Fears that violent clashes between rival unions fighting to represent miners in South Africa were sparked on the news that a senior member of South Africa's National Union of Mineworkers (NUM) was shot dead in the restive platinum belt town of Marikana.
Reuters reported that while the motive of the shooting was unknown, tensions in the mining sector of South Africa have been high. NUM has had tens of thousands of members in the platinum shafts poached by a rival group, the Association of Mineworkers and Construction Union (AMCU), in a turf war that killed dozens of people in 2012. Sporadic killings have occurred this year.
"He was killed last night. We don't know why at this stage, but there appears to be a resurgence of violence in the area," NUM spokesman Lesiba Seshoka told Reuters.
"We appeal for our members to remain calm while the police carry out their investigation," he said.
Police spokesman Thulani Ngubane confirmed a man was shot on the night of Oct. 17 but did not release his name and said the reason for the shooting was unknown.
"He was on his way to the informal settlement that is next to Lonmin. As he was about to pick up his girlfriend, four men opened fire at his vehicle. He got out of the car and he got hit by seven bullets and then died on the scene," Ngubane said.

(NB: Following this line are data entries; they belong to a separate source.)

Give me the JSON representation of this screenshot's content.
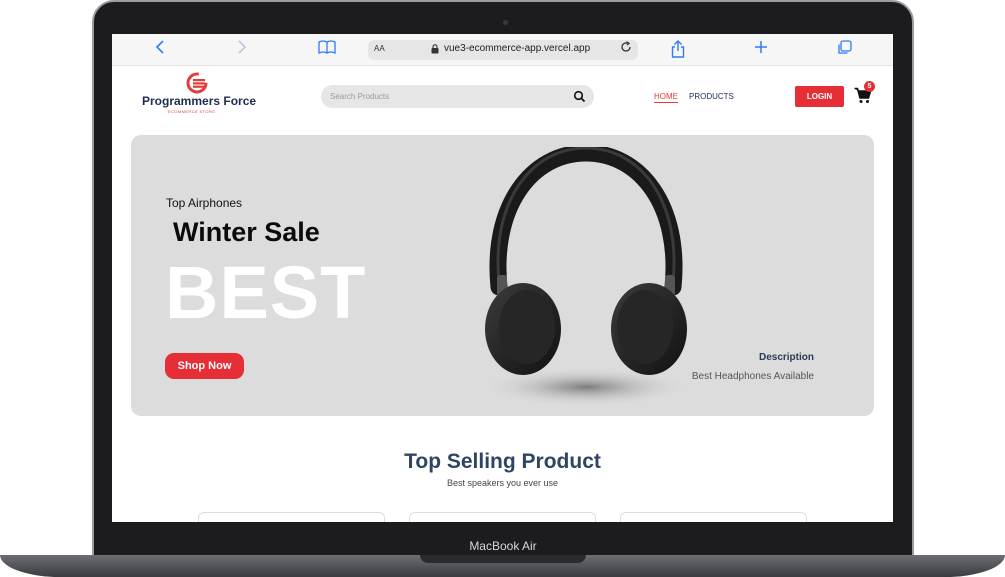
{
  "device": {
    "label": "MacBook Air"
  },
  "browser": {
    "text_size_label": "AA",
    "url": "vue3-ecommerce-app.vercel.app",
    "accent_color": "#2f7cf6"
  },
  "header": {
    "logo_title": "Programmers Force",
    "logo_subtitle": "ECOMMERCE STORE",
    "search_placeholder": "Search Products",
    "nav": {
      "home": "HOME",
      "products": "PRODUCTS"
    },
    "login_label": "LOGIN",
    "cart_count": "5",
    "brand_color": "#e62e36"
  },
  "hero": {
    "eyebrow": "Top Airphones",
    "title": "Winter Sale",
    "big_text": "BEST",
    "cta_label": "Shop Now",
    "description_title": "Description",
    "description_text": "Best Headphones Available"
  },
  "section": {
    "title": "Top Selling Product",
    "subtitle": "Best speakers you ever use"
  }
}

Lonmin spokeswoman Sue Vey said the victim was the NUM chairperson at the Roland shaft at the company's Western Platinum mine.
"We cannot say if this is linked to the union rivalry or not," she said.
Lonmin's Marikana operations were at the epicenter of the union conflict in August of 2012 where police shot dead 34 striking miners. It was the bloodiest security incident in the country since the demise of apartheid.
Lonmin earlier this year recognized AMCU, known for its militancy, as the majority union at its operations and stripped bargaining rights and even office space from other unions including NUM, a key labor ally of the ruling ANC.